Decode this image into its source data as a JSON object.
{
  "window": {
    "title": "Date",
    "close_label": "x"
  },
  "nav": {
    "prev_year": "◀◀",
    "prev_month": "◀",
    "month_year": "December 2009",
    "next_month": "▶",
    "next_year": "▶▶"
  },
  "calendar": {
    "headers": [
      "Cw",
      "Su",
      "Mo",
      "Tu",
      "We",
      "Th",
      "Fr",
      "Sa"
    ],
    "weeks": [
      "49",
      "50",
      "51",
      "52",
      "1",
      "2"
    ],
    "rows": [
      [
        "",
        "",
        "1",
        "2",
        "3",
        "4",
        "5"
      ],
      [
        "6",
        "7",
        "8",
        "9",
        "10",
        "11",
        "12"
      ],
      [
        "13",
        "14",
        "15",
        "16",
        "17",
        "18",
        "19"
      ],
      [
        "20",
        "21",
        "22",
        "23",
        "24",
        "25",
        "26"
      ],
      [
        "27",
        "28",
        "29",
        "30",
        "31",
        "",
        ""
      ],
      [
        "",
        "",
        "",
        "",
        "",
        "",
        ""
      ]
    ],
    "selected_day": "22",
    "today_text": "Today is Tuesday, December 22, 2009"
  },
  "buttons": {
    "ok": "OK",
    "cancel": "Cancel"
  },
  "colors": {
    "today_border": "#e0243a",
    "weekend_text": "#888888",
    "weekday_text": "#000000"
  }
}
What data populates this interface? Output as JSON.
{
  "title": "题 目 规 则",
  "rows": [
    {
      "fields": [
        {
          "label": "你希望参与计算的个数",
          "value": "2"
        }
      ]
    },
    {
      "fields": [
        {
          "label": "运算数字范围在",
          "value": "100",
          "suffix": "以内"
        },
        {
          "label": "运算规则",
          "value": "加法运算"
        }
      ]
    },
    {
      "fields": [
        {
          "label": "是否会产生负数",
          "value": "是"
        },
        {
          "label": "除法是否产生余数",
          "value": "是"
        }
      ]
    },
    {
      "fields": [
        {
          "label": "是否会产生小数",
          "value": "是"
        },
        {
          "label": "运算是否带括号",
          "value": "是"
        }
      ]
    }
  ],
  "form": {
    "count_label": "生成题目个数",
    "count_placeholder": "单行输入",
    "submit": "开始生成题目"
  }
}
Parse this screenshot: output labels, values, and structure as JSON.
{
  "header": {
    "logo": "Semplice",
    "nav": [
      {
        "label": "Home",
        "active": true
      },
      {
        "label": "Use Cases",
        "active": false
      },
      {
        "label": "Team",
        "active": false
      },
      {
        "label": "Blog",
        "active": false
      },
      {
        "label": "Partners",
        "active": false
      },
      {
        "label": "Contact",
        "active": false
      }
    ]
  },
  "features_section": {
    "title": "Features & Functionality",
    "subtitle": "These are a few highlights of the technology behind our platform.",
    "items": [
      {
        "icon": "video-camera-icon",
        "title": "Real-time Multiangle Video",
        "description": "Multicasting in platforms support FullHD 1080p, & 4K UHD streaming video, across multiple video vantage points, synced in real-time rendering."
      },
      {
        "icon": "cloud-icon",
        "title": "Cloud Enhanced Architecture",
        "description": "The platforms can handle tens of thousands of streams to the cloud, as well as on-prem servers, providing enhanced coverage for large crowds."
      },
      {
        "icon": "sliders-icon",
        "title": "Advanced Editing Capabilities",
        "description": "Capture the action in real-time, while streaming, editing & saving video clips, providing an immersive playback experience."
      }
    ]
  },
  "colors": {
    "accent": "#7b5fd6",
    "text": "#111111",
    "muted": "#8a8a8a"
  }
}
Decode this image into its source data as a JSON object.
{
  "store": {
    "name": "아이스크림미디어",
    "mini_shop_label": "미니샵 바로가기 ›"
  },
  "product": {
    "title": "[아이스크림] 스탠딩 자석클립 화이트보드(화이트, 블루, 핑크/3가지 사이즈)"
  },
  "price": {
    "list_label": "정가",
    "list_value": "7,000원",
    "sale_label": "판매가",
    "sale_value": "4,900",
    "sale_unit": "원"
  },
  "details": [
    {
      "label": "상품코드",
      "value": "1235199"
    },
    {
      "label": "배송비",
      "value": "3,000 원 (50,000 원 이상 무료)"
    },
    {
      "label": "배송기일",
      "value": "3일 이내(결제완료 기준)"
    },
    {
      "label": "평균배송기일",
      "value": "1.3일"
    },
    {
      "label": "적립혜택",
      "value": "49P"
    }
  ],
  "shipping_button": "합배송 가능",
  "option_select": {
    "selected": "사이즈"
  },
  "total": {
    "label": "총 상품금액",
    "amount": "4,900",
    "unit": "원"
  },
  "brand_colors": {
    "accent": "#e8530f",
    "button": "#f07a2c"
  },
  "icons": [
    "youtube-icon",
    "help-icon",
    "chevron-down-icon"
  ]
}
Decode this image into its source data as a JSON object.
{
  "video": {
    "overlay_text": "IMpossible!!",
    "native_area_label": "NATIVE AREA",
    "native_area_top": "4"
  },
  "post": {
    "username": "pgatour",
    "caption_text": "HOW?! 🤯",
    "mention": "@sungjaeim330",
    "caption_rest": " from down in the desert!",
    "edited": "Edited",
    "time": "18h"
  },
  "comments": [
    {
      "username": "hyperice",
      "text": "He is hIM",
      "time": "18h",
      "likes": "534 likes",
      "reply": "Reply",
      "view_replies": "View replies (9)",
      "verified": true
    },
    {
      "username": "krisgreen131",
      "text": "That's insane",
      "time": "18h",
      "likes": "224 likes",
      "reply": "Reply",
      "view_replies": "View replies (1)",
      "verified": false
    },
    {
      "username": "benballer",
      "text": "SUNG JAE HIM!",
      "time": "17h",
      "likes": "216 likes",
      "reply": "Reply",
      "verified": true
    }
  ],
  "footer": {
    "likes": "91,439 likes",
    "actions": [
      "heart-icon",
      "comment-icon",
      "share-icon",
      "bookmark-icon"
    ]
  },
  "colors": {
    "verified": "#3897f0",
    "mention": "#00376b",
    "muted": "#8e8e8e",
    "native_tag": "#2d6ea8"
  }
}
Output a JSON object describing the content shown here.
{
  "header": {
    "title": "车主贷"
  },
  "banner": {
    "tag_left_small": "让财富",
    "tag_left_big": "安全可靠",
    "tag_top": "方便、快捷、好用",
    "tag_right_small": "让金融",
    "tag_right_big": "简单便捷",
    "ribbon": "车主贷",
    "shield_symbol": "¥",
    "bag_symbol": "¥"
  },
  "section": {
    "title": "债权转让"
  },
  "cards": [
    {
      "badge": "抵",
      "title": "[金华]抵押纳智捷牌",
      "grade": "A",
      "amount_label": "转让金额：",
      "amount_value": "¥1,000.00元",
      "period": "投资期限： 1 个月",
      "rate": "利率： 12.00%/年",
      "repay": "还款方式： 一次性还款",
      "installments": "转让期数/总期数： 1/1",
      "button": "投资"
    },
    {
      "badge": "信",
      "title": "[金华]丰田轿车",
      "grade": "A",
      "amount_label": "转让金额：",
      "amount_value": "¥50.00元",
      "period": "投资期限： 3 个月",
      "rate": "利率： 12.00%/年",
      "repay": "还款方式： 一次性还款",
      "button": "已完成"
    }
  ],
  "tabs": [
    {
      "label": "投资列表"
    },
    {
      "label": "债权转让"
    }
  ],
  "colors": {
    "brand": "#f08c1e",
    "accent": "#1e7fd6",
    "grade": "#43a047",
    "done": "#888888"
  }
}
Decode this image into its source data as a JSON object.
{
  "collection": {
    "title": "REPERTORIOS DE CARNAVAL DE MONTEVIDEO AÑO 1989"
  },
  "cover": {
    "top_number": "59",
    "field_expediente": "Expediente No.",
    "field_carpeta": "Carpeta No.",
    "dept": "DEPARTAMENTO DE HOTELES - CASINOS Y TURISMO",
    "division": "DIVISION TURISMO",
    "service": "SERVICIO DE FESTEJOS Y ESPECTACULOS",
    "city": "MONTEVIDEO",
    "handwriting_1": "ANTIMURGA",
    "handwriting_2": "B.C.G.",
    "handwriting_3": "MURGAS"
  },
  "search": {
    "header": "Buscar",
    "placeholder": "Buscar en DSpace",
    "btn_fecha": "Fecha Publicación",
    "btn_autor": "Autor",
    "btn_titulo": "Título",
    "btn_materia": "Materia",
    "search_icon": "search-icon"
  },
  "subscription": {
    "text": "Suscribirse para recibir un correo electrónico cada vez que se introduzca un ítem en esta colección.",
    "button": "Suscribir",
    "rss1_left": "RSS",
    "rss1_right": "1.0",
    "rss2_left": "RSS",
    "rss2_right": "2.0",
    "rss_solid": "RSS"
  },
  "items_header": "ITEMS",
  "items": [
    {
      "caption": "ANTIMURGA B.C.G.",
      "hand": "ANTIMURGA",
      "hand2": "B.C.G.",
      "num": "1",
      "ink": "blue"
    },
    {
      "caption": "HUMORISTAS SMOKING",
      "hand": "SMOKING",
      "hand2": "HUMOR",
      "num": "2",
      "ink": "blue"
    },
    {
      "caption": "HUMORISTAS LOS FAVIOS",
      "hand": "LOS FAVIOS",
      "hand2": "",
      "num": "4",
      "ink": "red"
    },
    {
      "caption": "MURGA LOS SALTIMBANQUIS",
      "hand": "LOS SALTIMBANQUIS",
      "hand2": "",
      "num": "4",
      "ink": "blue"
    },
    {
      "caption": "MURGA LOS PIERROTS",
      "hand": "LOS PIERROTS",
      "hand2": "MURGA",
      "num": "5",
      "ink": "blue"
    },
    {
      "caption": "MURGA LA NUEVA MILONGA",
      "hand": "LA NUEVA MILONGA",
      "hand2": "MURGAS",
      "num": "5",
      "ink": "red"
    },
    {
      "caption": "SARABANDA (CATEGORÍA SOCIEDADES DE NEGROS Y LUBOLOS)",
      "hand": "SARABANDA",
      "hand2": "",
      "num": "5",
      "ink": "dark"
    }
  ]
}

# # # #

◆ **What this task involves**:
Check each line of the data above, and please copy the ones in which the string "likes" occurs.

◆ **Written reply**:
      "likes": "534 likes",
      "likes": "224 likes",
      "likes": "216 likes",
    "likes": "91,439 likes",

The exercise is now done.